The world’s largest butterfly is now also one of the most endangered, surviving only on a tiny plot of coastal rain forest in the Popendetta Valley of eastern Papua New Guinea. The spectacular Queen Alexandra’s Birdwing (Ornithoptera alexandrae) has been forced into an ever-smaller range by decades of deforestation and natural disaster.

This species, which feeds exclusively on the vines and foliage of local pipevine (Aristolochia) plants and thrives only in lowland old-growth rain forest, lost a large part of its habitat with the eruption of Mount Lamington in 1951. Habitat loss later escalated as forests were cleared for logging and farming— for rubber and cocoa plantations and, increasingly, for large-scale palm-oil operations. To add to the pressure, collectors continue to chip away at this fragile population by paying high prices for Queen Alexandra’s specimens on the black market, even though commercial trade in this species is illegal.

Why is this species so prized? Find out on the Museum blog

Image: AMNH/D.Finnin

anonymous asked:

Queen Alexandra's Birdwing (Ornithoptera alexandrae)

Ornithoptera alexandrae
German: Königin-Alexandra-Vogelfalter
English: Queen Alexandra’s Birdwing 

(021/100)

Sorry dudes, i’m stupid. ;_; I have accidentally drawed the male one.
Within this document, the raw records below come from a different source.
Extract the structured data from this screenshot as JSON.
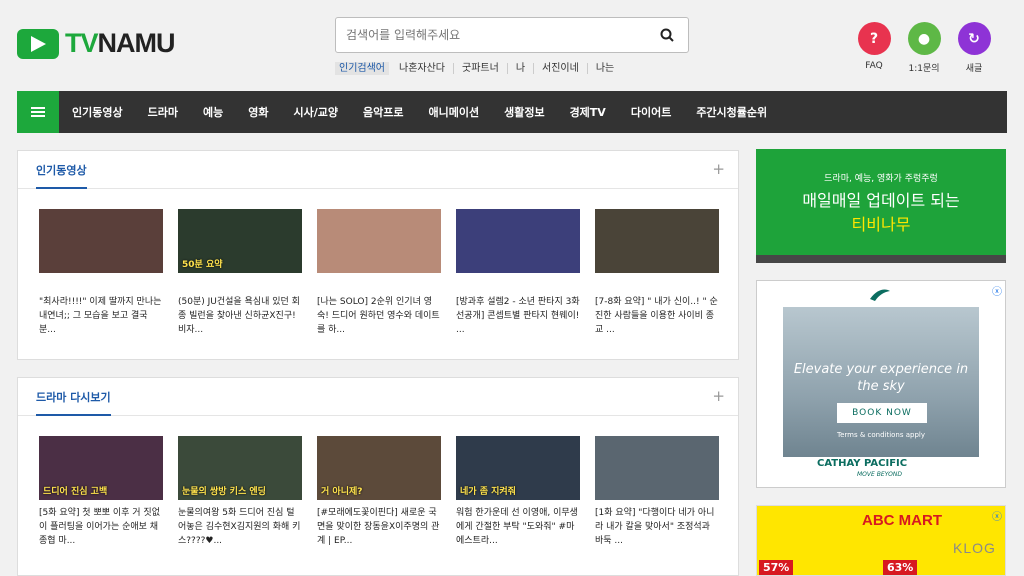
{
  "logo": {
    "tv": "TV",
    "namu": "NAMU"
  },
  "search": {
    "placeholder": "검색어를 입력해주세요"
  },
  "keywords": [
    "인기검색어",
    "나혼자산다",
    "굿파트너",
    "나",
    "서진이네",
    "나는"
  ],
  "topicons": [
    {
      "label": "FAQ",
      "color": "#e8334f",
      "icon": "question-icon",
      "glyph": "?"
    },
    {
      "label": "1:1문의",
      "color": "#5eb846",
      "icon": "chat-icon",
      "glyph": "●"
    },
    {
      "label": "새글",
      "color": "#8e33d6",
      "icon": "refresh-icon",
      "glyph": "↻"
    }
  ],
  "nav": [
    "인기동영상",
    "드라마",
    "예능",
    "영화",
    "시사/교양",
    "음악프로",
    "애니메이션",
    "생활정보",
    "경제TV",
    "다이어트",
    "주간시청률순위"
  ],
  "sections": [
    {
      "title": "인기동영상",
      "plus": "+",
      "cards": [
        {
          "title": "\"최사라!!!!\" 이제 딸까지 만나는 내연녀;; 그 모습을 보고 결국 분...",
          "caption": "",
          "bg": "#5a3f3a"
        },
        {
          "title": "(50분) JU건설을 욕심내 있던 회종 빌런을 찾아낸 신하균X진구! 비자...",
          "caption": "50분 요약",
          "bg": "#2b3b2d"
        },
        {
          "title": "[나는 SOLO] 2순위 인기녀 영숙! 드디어 원하던 영수와 데이트를 하...",
          "caption": "",
          "bg": "#b88b78"
        },
        {
          "title": "[방과후 설렘2 - 소년 판타지 3화 선공개] 콘셉트별 판타지 현웨이! ...",
          "caption": "",
          "bg": "#3c3f7a"
        },
        {
          "title": "[7-8화 요약] \" 내가 신이..! \" 순진한 사람들을 이용한 사이비 종교 ...",
          "caption": "",
          "bg": "#4a4438"
        }
      ]
    },
    {
      "title": "드라마 다시보기",
      "plus": "+",
      "cards": [
        {
          "title": "[5화 요약] 첫 뽀뽀 이후 거 짓없이 플러팅을 이어가는 순애보 채종협 마...",
          "caption": "드디어 진심 고백",
          "bg": "#4b2f45"
        },
        {
          "title": "눈물의여왕 5화 드디어 진심 털어놓은 김수현X김지원의 화해 키스????♥...",
          "caption": "눈물의 쌍방 키스 엔딩",
          "bg": "#3b4a3a"
        },
        {
          "title": "[#모래에도꽃이핀다] 새로운 국면을 맞이한 장동윤X이주명의 관계 | EP...",
          "caption": "거 아니제?",
          "bg": "#5c4a3a"
        },
        {
          "title": "워험 한가운데 선 이영애, 이무생에게 간절한 부탁 \"도와줘\" #마에스트라...",
          "caption": "네가 좀 지켜줘",
          "bg": "#2f3b4b"
        },
        {
          "title": "[1화 요약] \"다행이다 네가 아니라 내가 칼을 맞아서\" 조정석과 바둑 ...",
          "caption": "",
          "bg": "#5a6670"
        }
      ]
    }
  ],
  "ads": {
    "green": {
      "line1": "드라마, 예능, 영화가 주렁주렁",
      "line2": "매일매일 업데이트 되는",
      "line3": "티비나무"
    },
    "cathay": {
      "headline": "Elevate your experience in the sky",
      "button": "BOOK NOW",
      "terms": "Terms & conditions apply",
      "brand": "CATHAY PACIFIC",
      "tagline": "MOVE BEYOND"
    },
    "abc": {
      "brand": "ABC MART",
      "pct1": "57%",
      "pct2": "63%"
    }
  },
  "watermark": "KLOG"
}
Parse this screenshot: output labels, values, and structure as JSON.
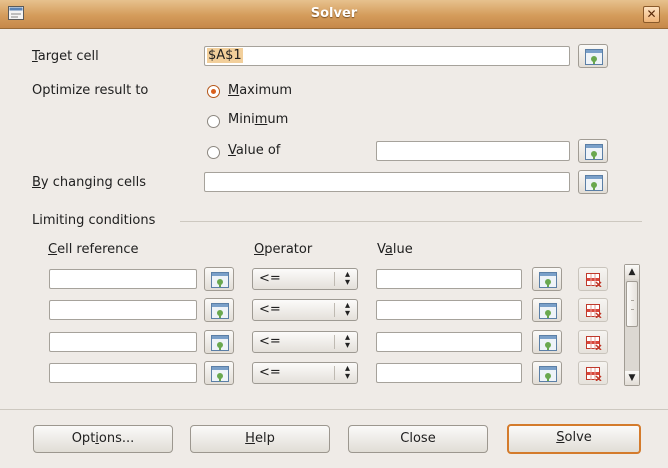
{
  "window": {
    "title": "Solver",
    "close_glyph": "✕"
  },
  "target": {
    "label": "Target cell",
    "value": "$A$1"
  },
  "optimize": {
    "label": "Optimize result to",
    "options": [
      {
        "label": "Maximum",
        "selected": true
      },
      {
        "label": "Minimum",
        "selected": false
      },
      {
        "label": "Value of",
        "selected": false
      }
    ],
    "value_of": ""
  },
  "changing": {
    "label": "By changing cells",
    "value": ""
  },
  "limits": {
    "section": "Limiting conditions",
    "headers": {
      "cell": "Cell reference",
      "operator": "Operator",
      "value": "Value"
    },
    "rows": [
      {
        "cell": "",
        "operator": "<=",
        "value": ""
      },
      {
        "cell": "",
        "operator": "<=",
        "value": ""
      },
      {
        "cell": "",
        "operator": "<=",
        "value": ""
      },
      {
        "cell": "",
        "operator": "<=",
        "value": ""
      }
    ]
  },
  "buttons": {
    "options": "Options...",
    "help": "Help",
    "close": "Close",
    "solve": "Solve"
  },
  "colors": {
    "accent": "#d47b2c",
    "titlebar": "#d49c5b",
    "selection": "#f2cf9b"
  },
  "icons": {
    "shrink": "shrink-range-icon",
    "delete": "delete-condition-icon"
  }
}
But I like this gijinka version so much, so I didn’t want delete that.  
 

I want to draw 100 butterflies! 
(and maybe some geometer and owlet moths)!

So, please reblog my challenge for more butterflies <3 thanks  

(you have no idea? So check this out!
http://www.butterflycorner.net/Schmetterlinge-aus-aller-Welt.1.0.html